Researchers think they've at long last solved, at least partially, the mystery of so-called "flying snakes." The five species of Chrysopelea don't actually fly, but they're impressive gliders, capable of sailing up to 100 feet through the air. Until now, scientists didn't know how they managed it, but now they think they do: As the snakes jump, they flatten out their ribs and contort themselves into an S-shape that sorta kinda resembles a flying saucer, LiveScience reports.

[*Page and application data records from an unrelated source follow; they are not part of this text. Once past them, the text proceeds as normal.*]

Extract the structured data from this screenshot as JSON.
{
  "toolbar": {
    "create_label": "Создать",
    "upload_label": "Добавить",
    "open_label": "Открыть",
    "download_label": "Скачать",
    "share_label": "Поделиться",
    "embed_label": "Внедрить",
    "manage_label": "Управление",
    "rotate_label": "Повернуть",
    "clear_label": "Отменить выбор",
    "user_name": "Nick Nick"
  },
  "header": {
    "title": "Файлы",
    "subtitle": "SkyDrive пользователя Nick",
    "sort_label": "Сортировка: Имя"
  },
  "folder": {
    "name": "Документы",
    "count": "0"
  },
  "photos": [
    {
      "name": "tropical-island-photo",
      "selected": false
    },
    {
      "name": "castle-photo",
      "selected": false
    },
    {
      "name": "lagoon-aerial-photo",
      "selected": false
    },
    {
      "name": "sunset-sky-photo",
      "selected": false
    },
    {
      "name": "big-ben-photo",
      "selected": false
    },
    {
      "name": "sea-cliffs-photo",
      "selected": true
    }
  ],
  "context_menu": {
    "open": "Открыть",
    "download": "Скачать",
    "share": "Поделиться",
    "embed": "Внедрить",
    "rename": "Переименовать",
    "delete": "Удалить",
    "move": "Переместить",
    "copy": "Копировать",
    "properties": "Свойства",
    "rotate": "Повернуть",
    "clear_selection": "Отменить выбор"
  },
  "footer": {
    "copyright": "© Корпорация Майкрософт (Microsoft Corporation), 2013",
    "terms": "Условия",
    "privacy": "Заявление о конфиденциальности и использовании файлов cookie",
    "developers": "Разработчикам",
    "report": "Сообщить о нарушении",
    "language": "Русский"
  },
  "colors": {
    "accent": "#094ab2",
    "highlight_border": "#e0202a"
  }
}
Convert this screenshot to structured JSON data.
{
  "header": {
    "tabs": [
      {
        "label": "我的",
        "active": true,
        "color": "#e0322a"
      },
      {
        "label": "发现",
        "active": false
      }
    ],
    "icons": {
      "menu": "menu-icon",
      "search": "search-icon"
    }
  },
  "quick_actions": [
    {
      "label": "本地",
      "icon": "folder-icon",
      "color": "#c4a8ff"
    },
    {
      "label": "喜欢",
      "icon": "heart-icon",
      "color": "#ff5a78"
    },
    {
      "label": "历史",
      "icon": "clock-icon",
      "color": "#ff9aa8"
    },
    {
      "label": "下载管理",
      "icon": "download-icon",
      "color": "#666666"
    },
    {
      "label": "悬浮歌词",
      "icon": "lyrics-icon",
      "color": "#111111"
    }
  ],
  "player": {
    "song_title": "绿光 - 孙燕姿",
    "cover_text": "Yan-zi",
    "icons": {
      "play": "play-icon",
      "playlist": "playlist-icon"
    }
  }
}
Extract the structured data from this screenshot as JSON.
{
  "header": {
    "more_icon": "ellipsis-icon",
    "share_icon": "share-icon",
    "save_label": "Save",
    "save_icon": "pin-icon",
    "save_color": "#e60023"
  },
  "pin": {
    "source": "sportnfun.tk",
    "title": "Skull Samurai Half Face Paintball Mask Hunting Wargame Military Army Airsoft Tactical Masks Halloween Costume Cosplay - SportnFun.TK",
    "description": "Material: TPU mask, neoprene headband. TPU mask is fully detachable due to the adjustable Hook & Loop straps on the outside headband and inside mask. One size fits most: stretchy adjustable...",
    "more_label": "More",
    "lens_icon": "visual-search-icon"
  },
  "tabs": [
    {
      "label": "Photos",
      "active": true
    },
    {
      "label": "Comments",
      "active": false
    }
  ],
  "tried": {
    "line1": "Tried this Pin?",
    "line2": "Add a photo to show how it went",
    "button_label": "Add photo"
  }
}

"You never find this kind of shape in any other animal flyer; you don't find it in engineered flyers," says one study co-author. "We didn't know if that was a good shape to have." The snake's body develops a curve a little like an airplane wing, the BBC explains, which coupled with its undulating movements generates lift. Researchers hit on the discovery using 3D-printed models in tanks of water, National Geographic reports. But observations of real snakes indicate that they're even better gliders than the model suggested, meaning some aspect of their prowess remains unexplained. (In another recent animal-kingdom discovery, meet the world's new toad.)